Advanced technology is out there - we need Avid to embrace it."
Post: With such a heavy load of visual effects, how
do you stay focused on the storytelling aspect?
Rubell: "My self-assigned
task was to monitor the story and the characters. The tough part was that the robots (major characters!) were
not significantly realized with respect to either picture or dialogue, until
relatively late in the game. So some major variables were missing from the
Post: What are the important storytelling or
editorial devices you employ on Transformers
as opposed to something like The
Rubell: "On The
Insider, we were looking for performances that were utterly
real, moments when consciously or unconsciously, the actors stopped acting.
When we found those rare moments, we let them play for as long as they held. Transformers
called for a different
sensibility. If a moment made us laugh, it was in. I was always looking for
beats we could hold for a few seconds in order to break the rhythm and re-set
the audience's metronome, but essentially it was about economy of
Post: What is the fine line between creating
gripping action sequences and not over cutting such that you lose the audience
Rubell: "One viewer's
gripping action is another's over-cutting. Or let me put it another way: A
fan-boy's gripping action is a film critic's over-cutting. Some of what used to
be over-cutting is now just cutting. However, for me the fine line is breached
when a series of cuts are uniformly fast, so that the eye has nowhere to rest
and becomes overloaded with stimuli. Michael Bay can process images very
quickly. We mere visual mortals have to fight for more frames."
Post: How big a client monitor do you use to get a
basic sense of viewing size and its effect on the pace and rhythm during the
Rubell: "Fifty inches is
nice. I sometimes sit very close
to the monitor (eight inches or so) in order to simulate the experience of screening
in a large cinema. When you have to shift your eyes from one side of the
monitor to the other to take in the story, you realize you need more screen
Post: How do ever greater CGI capabilities and
realism influence the post process?
Rubell: "CG has gotten so
good that audiences accept them as characters, so they have to be up to the
standard of the flesh and blood actors.
In terms of the editorial workflow, the "production" phase is now
extended into post, in the sense that action and dialogue can be constantly
revised until quite late in the game. With live action, we are limited by the
shot, but can manipulate it. With CG, we have to develop our powers of
previsualization. When editing for characters that aren't there, we are in a
sense now co-directing because the way we cut the plates is going to determine
the way the characters are animated, and the way we subtitle the missing
characters' dialogue is going to determine how the story is told, which also
makes us co-writers in some sense.
"Editing CG elements,
however, is really a subset of the larger situation - how editing has changed
for us. Before the digital era, our area of influence was far more restricted.
We cut one layer of celluloid picture and one track of dialog.

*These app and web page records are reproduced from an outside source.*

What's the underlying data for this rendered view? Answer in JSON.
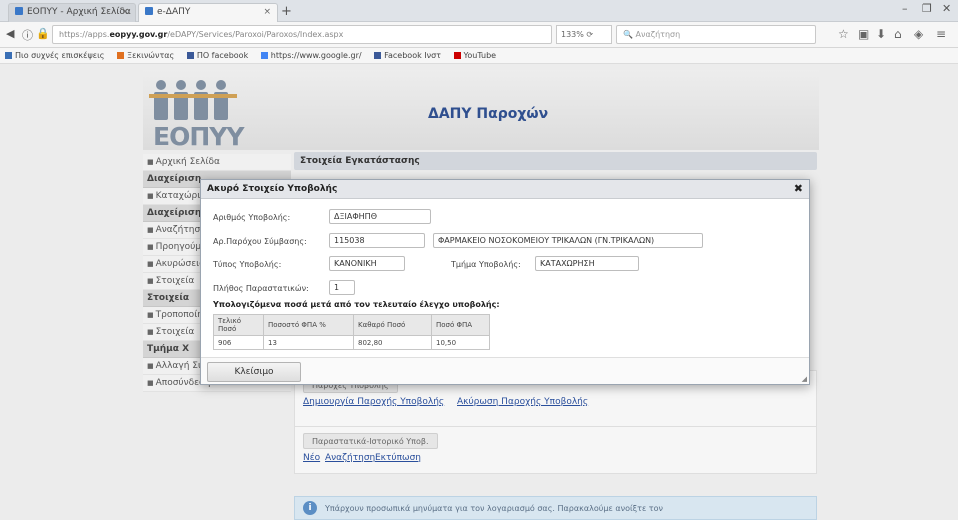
{
  "browser": {
    "tabs": [
      {
        "title": "ΕΟΠΥΥ - Αρχική Σελίδα"
      },
      {
        "title": "e-ΔΑΠΥ"
      }
    ],
    "address": {
      "prefix": "https://apps.",
      "domain": "eopyy.gov.gr",
      "path": "/eDAPY/Services/Paroxoi/Paroxos/Index.aspx"
    },
    "zoom": "133%",
    "search_placeholder": "Αναζήτηση",
    "bookmarks": [
      {
        "label": "Πιο συχνές επισκέψεις",
        "color": "#3a6fb5"
      },
      {
        "label": "Ξεκινώντας",
        "color": "#e07020"
      },
      {
        "label": "ΠΟ facebook",
        "color": "#3b5998"
      },
      {
        "label": "https://www.google.gr/",
        "color": "#4285f4"
      },
      {
        "label": "Facebook Ινστ",
        "color": "#3b5998"
      },
      {
        "label": "YouTube",
        "color": "#cc0000"
      }
    ]
  },
  "header": {
    "logo": "ΕΟΠΥΥ",
    "title": "ΔΑΠΥ Παροχών"
  },
  "sidebar": {
    "items": [
      {
        "kind": "item",
        "label": "Αρχική Σελίδα"
      },
      {
        "kind": "head",
        "label": "Διαχείριση"
      },
      {
        "kind": "item",
        "label": "Καταχώριση"
      },
      {
        "kind": "head",
        "label": "Διαχείριση"
      },
      {
        "kind": "item",
        "label": "Αναζήτηση"
      },
      {
        "kind": "item",
        "label": "Προηγούμενα"
      },
      {
        "kind": "item",
        "label": "Ακυρώσεις"
      },
      {
        "kind": "item",
        "label": "Στοιχεία"
      },
      {
        "kind": "head",
        "label": "Στοιχεία"
      },
      {
        "kind": "item",
        "label": "Τροποποίηση"
      },
      {
        "kind": "item",
        "label": "Στοιχεία"
      },
      {
        "kind": "head",
        "label": "Τμήμα Χ"
      },
      {
        "kind": "item",
        "label": "Αλλαγή Συνθηματικού"
      },
      {
        "kind": "item",
        "label": "Αποσύνδεση"
      }
    ]
  },
  "content": {
    "section_title": "Στοιχεία Εγκατάστασης",
    "pill_submissions": "Παροχές Υποβολής",
    "link_create": "Δημιουργία Παροχής Υποβολής",
    "link_cancel": "Ακύρωση Παροχής Υποβολής",
    "pill_history": "Παραστατικά-Ιστορικό Υποβ.",
    "link_new": "Νέο",
    "link_search": "Αναζήτηση",
    "link_print": "Εκτύπωση",
    "info_text": "Υπάρχουν προσωπικά μηνύματα για τον λογαριασμό σας. Παρακαλούμε ανοίξτε τον"
  },
  "modal": {
    "title": "Ακυρό Στοιχείο Υποβολής",
    "close_glyph": "✖",
    "fields": {
      "submission_no_label": "Αριθμός Υποβολής:",
      "submission_no": "ΔΞΙΑΦΗΠΘ",
      "provider_code_label": "Αρ.Παρόχου Σύμβασης:",
      "provider_code": "115038",
      "provider_name": "ΦΑΡΜΑΚΕΙΟ ΝΟΣΟΚΟΜΕΙΟΥ ΤΡΙΚΑΛΩΝ (ΓΝ.ΤΡΙΚΑΛΩΝ)",
      "type_label": "Τύπος Υποβολής:",
      "type": "ΚΑΝΟΝΙΚΗ",
      "category_label": "Τμήμα Υποβολής:",
      "category": "ΚΑΤΑΧΩΡΗΣΗ",
      "count_label": "Πλήθος Παραστατικών:",
      "count": "1"
    },
    "table_title": "Υπολογιζόμενα ποσά μετά από τον τελευταίο έλεγχο υποβολής:",
    "table_headers": [
      "Τελικό Ποσό",
      "Ποσοστό ΦΠΑ %",
      "Καθαρό Ποσό",
      "Ποσό ΦΠΑ"
    ],
    "table_rows": [
      [
        "906",
        "13",
        "802,80",
        "10,50"
      ]
    ],
    "close_button": "Κλείσιμο"
  }
}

We duped it and
gave it to the sound and music editors. Next time we heard it was on the
dubbing stage. We had to wait for the most basic temp comps. Now we cut
picture, dialogue, temp sound effects, temp music, and temp visual effects,
then hand it over to the various departments who take it to the next level. We
have essentially set the tone for all those areas. The end result is that our
creative contribution is far more satisfying, but we end up making other
sacrifices. What used to be an eight-hour day is now 12 to 14 - plus weekends."
Post: Your next project - John Hancock, starring Will Smith - has a lot
of humor but also some very serious and dramatic moments. Coming off several
action/suspense pieces, how are you approaching editing it?
Rubell: "The premise - a
superhero who has become depressed and is hitting the bottle too much and
flying into buildings while rescuing people - is funny; but the relationships
are dramatic. There is action and there are a lot of visual effects, but what
interests me is story and character. How do you approach it? You cut it, you
shape it, you work from the gut and test what you've done with your brain,
until the whole begins to resonate at its own frequency. You work deep. If that
sounds mysterious - it is."